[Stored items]

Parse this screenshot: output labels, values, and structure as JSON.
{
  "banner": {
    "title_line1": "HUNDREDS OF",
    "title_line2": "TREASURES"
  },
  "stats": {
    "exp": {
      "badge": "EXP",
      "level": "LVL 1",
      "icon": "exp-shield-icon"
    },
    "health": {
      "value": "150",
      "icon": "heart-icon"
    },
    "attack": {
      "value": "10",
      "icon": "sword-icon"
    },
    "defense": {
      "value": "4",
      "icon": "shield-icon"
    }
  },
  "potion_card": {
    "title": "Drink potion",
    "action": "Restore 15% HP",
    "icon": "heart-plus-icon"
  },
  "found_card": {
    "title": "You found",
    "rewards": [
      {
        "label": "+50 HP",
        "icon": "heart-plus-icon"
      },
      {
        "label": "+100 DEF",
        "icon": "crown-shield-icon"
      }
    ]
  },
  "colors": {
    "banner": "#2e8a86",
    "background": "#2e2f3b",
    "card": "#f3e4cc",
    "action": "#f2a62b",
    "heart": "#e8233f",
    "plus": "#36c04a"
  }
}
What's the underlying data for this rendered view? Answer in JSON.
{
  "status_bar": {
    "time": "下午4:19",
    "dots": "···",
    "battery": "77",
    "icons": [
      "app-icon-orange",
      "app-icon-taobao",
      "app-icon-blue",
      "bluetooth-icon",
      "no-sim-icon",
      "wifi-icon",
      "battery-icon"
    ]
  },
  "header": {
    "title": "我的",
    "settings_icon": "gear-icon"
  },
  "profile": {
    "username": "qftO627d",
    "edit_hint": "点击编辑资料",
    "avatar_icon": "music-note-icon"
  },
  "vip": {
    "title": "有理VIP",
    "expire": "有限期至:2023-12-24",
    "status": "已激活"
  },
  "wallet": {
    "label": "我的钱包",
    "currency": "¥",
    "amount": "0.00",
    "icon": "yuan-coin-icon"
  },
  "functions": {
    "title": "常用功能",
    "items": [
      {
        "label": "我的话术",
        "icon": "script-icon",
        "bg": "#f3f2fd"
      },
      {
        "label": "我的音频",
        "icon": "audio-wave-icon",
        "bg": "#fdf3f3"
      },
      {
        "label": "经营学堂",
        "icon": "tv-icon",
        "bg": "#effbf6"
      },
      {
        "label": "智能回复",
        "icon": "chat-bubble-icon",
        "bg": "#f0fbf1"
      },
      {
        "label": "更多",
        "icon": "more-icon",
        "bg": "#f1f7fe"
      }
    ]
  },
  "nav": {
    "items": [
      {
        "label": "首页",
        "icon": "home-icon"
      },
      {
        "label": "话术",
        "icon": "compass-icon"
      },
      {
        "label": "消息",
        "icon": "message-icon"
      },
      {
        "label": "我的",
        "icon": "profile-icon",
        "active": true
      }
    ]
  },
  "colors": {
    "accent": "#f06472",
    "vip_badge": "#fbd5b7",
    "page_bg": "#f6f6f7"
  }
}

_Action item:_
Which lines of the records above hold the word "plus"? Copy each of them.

_Answer to this exercise:_
    "icon": "heart-plus-icon"
        "icon": "heart-plus-icon"
    "plus": "#36c04a"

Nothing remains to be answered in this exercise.